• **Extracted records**
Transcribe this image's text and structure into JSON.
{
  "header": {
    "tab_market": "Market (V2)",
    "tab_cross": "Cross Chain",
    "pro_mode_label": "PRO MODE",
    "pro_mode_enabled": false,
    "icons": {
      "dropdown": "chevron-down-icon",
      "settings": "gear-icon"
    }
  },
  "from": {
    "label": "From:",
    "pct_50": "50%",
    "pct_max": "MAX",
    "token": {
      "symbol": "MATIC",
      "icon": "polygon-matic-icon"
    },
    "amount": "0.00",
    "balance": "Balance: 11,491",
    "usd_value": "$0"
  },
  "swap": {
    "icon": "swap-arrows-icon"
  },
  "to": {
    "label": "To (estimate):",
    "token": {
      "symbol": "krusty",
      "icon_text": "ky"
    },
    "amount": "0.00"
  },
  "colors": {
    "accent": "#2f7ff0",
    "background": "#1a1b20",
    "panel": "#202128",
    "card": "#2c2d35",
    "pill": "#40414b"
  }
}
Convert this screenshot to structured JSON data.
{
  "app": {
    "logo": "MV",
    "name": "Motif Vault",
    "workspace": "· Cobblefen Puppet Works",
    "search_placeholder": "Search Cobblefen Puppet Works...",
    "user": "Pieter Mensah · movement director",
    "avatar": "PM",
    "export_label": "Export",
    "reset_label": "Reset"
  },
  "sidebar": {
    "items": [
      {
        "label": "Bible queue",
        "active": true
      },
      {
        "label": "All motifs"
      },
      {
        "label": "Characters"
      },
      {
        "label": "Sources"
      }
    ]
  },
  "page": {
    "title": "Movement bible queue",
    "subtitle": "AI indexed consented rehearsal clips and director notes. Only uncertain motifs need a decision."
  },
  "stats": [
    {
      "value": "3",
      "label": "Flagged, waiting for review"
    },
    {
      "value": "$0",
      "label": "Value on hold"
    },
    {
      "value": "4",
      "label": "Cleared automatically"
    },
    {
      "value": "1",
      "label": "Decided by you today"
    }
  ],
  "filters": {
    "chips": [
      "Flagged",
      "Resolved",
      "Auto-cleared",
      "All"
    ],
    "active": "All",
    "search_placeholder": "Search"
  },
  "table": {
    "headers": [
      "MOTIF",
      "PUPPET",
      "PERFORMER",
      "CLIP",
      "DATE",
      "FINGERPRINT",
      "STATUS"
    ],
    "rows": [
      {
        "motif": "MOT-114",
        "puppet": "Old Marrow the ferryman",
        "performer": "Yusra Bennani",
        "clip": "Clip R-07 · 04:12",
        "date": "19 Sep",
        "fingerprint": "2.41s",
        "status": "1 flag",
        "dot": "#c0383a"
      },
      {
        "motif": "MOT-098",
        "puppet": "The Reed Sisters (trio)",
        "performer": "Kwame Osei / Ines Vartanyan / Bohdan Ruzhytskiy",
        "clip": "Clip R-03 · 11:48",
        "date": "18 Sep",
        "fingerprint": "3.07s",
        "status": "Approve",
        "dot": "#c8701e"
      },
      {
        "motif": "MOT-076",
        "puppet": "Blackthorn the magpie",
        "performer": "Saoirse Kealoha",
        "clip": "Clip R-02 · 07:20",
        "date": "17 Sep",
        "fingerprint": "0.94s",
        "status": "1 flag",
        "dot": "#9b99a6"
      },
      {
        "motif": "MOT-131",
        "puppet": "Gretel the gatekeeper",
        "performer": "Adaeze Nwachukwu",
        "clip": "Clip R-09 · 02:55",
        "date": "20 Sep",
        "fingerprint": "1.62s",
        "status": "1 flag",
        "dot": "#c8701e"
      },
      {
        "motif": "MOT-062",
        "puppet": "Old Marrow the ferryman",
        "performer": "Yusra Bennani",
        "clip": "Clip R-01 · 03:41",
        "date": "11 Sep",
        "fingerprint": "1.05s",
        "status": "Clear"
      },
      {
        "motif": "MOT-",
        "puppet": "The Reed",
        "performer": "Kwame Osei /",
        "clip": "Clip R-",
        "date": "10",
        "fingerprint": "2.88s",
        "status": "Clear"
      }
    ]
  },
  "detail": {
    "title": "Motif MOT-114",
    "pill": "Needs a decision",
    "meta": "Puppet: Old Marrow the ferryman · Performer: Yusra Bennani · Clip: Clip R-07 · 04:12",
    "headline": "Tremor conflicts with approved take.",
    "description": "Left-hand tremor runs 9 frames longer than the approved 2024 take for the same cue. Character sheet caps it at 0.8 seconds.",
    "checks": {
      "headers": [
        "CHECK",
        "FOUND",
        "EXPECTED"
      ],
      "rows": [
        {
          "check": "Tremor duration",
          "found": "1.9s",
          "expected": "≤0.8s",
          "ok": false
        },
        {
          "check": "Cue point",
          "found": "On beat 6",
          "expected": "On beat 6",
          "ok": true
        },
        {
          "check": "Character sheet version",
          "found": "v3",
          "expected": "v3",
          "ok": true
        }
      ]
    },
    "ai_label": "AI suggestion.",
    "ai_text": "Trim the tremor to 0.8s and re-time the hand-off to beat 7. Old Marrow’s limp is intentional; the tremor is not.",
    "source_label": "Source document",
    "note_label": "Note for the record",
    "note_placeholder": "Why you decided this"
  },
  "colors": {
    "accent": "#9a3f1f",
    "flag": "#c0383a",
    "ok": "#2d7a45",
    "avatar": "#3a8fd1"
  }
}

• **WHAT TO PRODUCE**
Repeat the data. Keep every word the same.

• **RESULT**
Transcribe this image's text and structure into JSON.
{
  "header": {
    "tab_market": "Market (V2)",
    "tab_cross": "Cross Chain",
    "pro_mode_label": "PRO MODE",
    "pro_mode_enabled": false,
    "icons": {
      "dropdown": "chevron-down-icon",
      "settings": "gear-icon"
    }
  },
  "from": {
    "label": "From:",
    "pct_50": "50%",
    "pct_max": "MAX",
    "token": {
      "symbol": "MATIC",
      "icon": "polygon-matic-icon"
    },
    "amount": "0.00",
    "balance": "Balance: 11,491",
    "usd_value": "$0"
  },
  "swap": {
    "icon": "swap-arrows-icon"
  },
  "to": {
    "label": "To (estimate):",
    "token": {
      "symbol": "krusty",
      "icon_text": "ky"
    },
    "amount": "0.00"
  },
  "colors": {
    "accent": "#2f7ff0",
    "background": "#1a1b20",
    "panel": "#202128",
    "card": "#2c2d35",
    "pill": "#40414b"
  }
}
Convert this screenshot to structured JSON data.
{
  "app": {
    "logo": "MV",
    "name": "Motif Vault",
    "workspace": "· Cobblefen Puppet Works",
    "search_placeholder": "Search Cobblefen Puppet Works...",
    "user": "Pieter Mensah · movement director",
    "avatar": "PM",
    "export_label": "Export",
    "reset_label": "Reset"
  },
  "sidebar": {
    "items": [
      {
        "label": "Bible queue",
        "active": true
      },
      {
        "label": "All motifs"
      },
      {
        "label": "Characters"
      },
      {
        "label": "Sources"
      }
    ]
  },
  "page": {
    "title": "Movement bible queue",
    "subtitle": "AI indexed consented rehearsal clips and director notes. Only uncertain motifs need a decision."
  },
  "stats": [
    {
      "value": "3",
      "label": "Flagged, waiting for review"
    },
    {
      "value": "$0",
      "label": "Value on hold"
    },
    {
      "value": "4",
      "label": "Cleared automatically"
    },
    {
      "value": "1",
      "label": "Decided by you today"
    }
  ],
  "filters": {
    "chips": [
      "Flagged",
      "Resolved",
      "Auto-cleared",
      "All"
    ],
    "active": "All",
    "search_placeholder": "Search"
  },
  "table": {
    "headers": [
      "MOTIF",
      "PUPPET",
      "PERFORMER",
      "CLIP",
      "DATE",
      "FINGERPRINT",
      "STATUS"
    ],
    "rows": [
      {
        "motif": "MOT-114",
        "puppet": "Old Marrow the ferryman",
        "performer": "Yusra Bennani",
        "clip": "Clip R-07 · 04:12",
        "date": "19 Sep",
        "fingerprint": "2.41s",
        "status": "1 flag",
        "dot": "#c0383a"
      },
      {
        "motif": "MOT-098",
        "puppet": "The Reed Sisters (trio)",
        "performer": "Kwame Osei / Ines Vartanyan / Bohdan Ruzhytskiy",
        "clip": "Clip R-03 · 11:48",
        "date": "18 Sep",
        "fingerprint": "3.07s",
        "status": "Approve",
        "dot": "#c8701e"
      },
      {
        "motif": "MOT-076",
        "puppet": "Blackthorn the magpie",
        "performer": "Saoirse Kealoha",
        "clip": "Clip R-02 · 07:20",
        "date": "17 Sep",
        "fingerprint": "0.94s",
        "status": "1 flag",
        "dot": "#9b99a6"
      },
      {
        "motif": "MOT-131",
        "puppet": "Gretel the gatekeeper",
        "performer": "Adaeze Nwachukwu",
        "clip": "Clip R-09 · 02:55",
        "date": "20 Sep",
        "fingerprint": "1.62s",
        "status": "1 flag",
        "dot": "#c8701e"
      },
      {
        "motif": "MOT-062",
        "puppet": "Old Marrow the ferryman",
        "performer": "Yusra Bennani",
        "clip": "Clip R-01 · 03:41",
        "date": "11 Sep",
        "fingerprint": "1.05s",
        "status": "Clear"
      },
      {
        "motif": "MOT-",
        "puppet": "The Reed",
        "performer": "Kwame Osei /",
        "clip": "Clip R-",
        "date": "10",
        "fingerprint": "2.88s",
        "status": "Clear"
      }
    ]
  },
  "detail": {
    "title": "Motif MOT-114",
    "pill": "Needs a decision",
    "meta": "Puppet: Old Marrow the ferryman · Performer: Yusra Bennani · Clip: Clip R-07 · 04:12",
    "headline": "Tremor conflicts with approved take.",
    "description": "Left-hand tremor runs 9 frames longer than the approved 2024 take for the same cue. Character sheet caps it at 0.8 seconds.",
    "checks": {
      "headers": [
        "CHECK",
        "FOUND",
        "EXPECTED"
      ],
      "rows": [
        {
          "check": "Tremor duration",
          "found": "1.9s",
          "expected": "≤0.8s",
          "ok": false
        },
        {
          "check": "Cue point",
          "found": "On beat 6",
          "expected": "On beat 6",
          "ok": true
        },
        {
          "check": "Character sheet version",
          "found": "v3",
          "expected": "v3",
          "ok": true
        }
      ]
    },
    "ai_label": "AI suggestion.",
    "ai_text": "Trim the tremor to 0.8s and re-time the hand-off to beat 7. Old Marrow’s limp is intentional; the tremor is not.",
    "source_label": "Source document",
    "note_label": "Note for the record",
    "note_placeholder": "Why you decided this"
  },
  "colors": {
    "accent": "#9a3f1f",
    "flag": "#c0383a",
    "ok": "#2d7a45",
    "avatar": "#3a8fd1"
  }
}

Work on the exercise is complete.